== Records to use ==
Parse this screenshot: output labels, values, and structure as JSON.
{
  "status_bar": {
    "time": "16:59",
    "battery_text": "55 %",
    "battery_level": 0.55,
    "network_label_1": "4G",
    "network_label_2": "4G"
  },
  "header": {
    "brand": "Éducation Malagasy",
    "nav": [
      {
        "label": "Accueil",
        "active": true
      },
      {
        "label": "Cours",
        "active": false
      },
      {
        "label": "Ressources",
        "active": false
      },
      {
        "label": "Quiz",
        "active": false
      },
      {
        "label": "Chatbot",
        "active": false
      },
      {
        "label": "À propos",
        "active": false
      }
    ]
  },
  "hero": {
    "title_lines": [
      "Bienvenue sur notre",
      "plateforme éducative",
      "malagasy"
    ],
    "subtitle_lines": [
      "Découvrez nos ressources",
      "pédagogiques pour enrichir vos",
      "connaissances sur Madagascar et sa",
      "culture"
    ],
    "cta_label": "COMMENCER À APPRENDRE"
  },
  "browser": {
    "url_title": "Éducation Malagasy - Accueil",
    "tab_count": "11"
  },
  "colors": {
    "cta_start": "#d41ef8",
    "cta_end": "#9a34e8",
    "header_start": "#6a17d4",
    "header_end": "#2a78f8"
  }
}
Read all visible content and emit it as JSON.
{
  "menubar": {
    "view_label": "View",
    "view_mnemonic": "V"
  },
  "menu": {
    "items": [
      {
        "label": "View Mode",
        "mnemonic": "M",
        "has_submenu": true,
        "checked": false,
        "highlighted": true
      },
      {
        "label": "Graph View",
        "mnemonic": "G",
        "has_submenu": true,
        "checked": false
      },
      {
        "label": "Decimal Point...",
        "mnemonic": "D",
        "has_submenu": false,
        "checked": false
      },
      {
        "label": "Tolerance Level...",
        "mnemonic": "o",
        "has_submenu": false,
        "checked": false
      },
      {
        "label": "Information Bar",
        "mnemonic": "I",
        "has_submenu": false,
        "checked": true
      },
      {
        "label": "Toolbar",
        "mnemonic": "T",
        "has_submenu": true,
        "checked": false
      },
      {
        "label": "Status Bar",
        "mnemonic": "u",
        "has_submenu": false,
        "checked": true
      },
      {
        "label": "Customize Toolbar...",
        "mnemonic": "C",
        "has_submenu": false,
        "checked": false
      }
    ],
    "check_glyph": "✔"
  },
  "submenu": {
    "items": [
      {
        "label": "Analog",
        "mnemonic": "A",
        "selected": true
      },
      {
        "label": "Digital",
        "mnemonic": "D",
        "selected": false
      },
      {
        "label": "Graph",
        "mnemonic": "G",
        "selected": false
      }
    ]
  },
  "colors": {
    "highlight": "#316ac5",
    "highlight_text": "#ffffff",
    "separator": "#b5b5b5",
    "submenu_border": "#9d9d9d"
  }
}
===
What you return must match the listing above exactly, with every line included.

Parse this screenshot: output labels, values, and structure as JSON.
{
  "status_bar": {
    "time": "16:59",
    "battery_text": "55 %",
    "battery_level": 0.55,
    "network_label_1": "4G",
    "network_label_2": "4G"
  },
  "header": {
    "brand": "Éducation Malagasy",
    "nav": [
      {
        "label": "Accueil",
        "active": true
      },
      {
        "label": "Cours",
        "active": false
      },
      {
        "label": "Ressources",
        "active": false
      },
      {
        "label": "Quiz",
        "active": false
      },
      {
        "label": "Chatbot",
        "active": false
      },
      {
        "label": "À propos",
        "active": false
      }
    ]
  },
  "hero": {
    "title_lines": [
      "Bienvenue sur notre",
      "plateforme éducative",
      "malagasy"
    ],
    "subtitle_lines": [
      "Découvrez nos ressources",
      "pédagogiques pour enrichir vos",
      "connaissances sur Madagascar et sa",
      "culture"
    ],
    "cta_label": "COMMENCER À APPRENDRE"
  },
  "browser": {
    "url_title": "Éducation Malagasy - Accueil",
    "tab_count": "11"
  },
  "colors": {
    "cta_start": "#d41ef8",
    "cta_end": "#9a34e8",
    "header_start": "#6a17d4",
    "header_end": "#2a78f8"
  }
}
Read all visible content and emit it as JSON.
{
  "menubar": {
    "view_label": "View",
    "view_mnemonic": "V"
  },
  "menu": {
    "items": [
      {
        "label": "View Mode",
        "mnemonic": "M",
        "has_submenu": true,
        "checked": false,
        "highlighted": true
      },
      {
        "label": "Graph View",
        "mnemonic": "G",
        "has_submenu": true,
        "checked": false
      },
      {
        "label": "Decimal Point...",
        "mnemonic": "D",
        "has_submenu": false,
        "checked": false
      },
      {
        "label": "Tolerance Level...",
        "mnemonic": "o",
        "has_submenu": false,
        "checked": false
      },
      {
        "label": "Information Bar",
        "mnemonic": "I",
        "has_submenu": false,
        "checked": true
      },
      {
        "label": "Toolbar",
        "mnemonic": "T",
        "has_submenu": true,
        "checked": false
      },
      {
        "label": "Status Bar",
        "mnemonic": "u",
        "has_submenu": false,
        "checked": true
      },
      {
        "label": "Customize Toolbar...",
        "mnemonic": "C",
        "has_submenu": false,
        "checked": false
      }
    ],
    "check_glyph": "✔"
  },
  "submenu": {
    "items": [
      {
        "label": "Analog",
        "mnemonic": "A",
        "selected": true
      },
      {
        "label": "Digital",
        "mnemonic": "D",
        "selected": false
      },
      {
        "label": "Graph",
        "mnemonic": "G",
        "selected": false
      }
    ]
  },
  "colors": {
    "highlight": "#316ac5",
    "highlight_text": "#ffffff",
    "separator": "#b5b5b5",
    "submenu_border": "#9d9d9d"
  }
}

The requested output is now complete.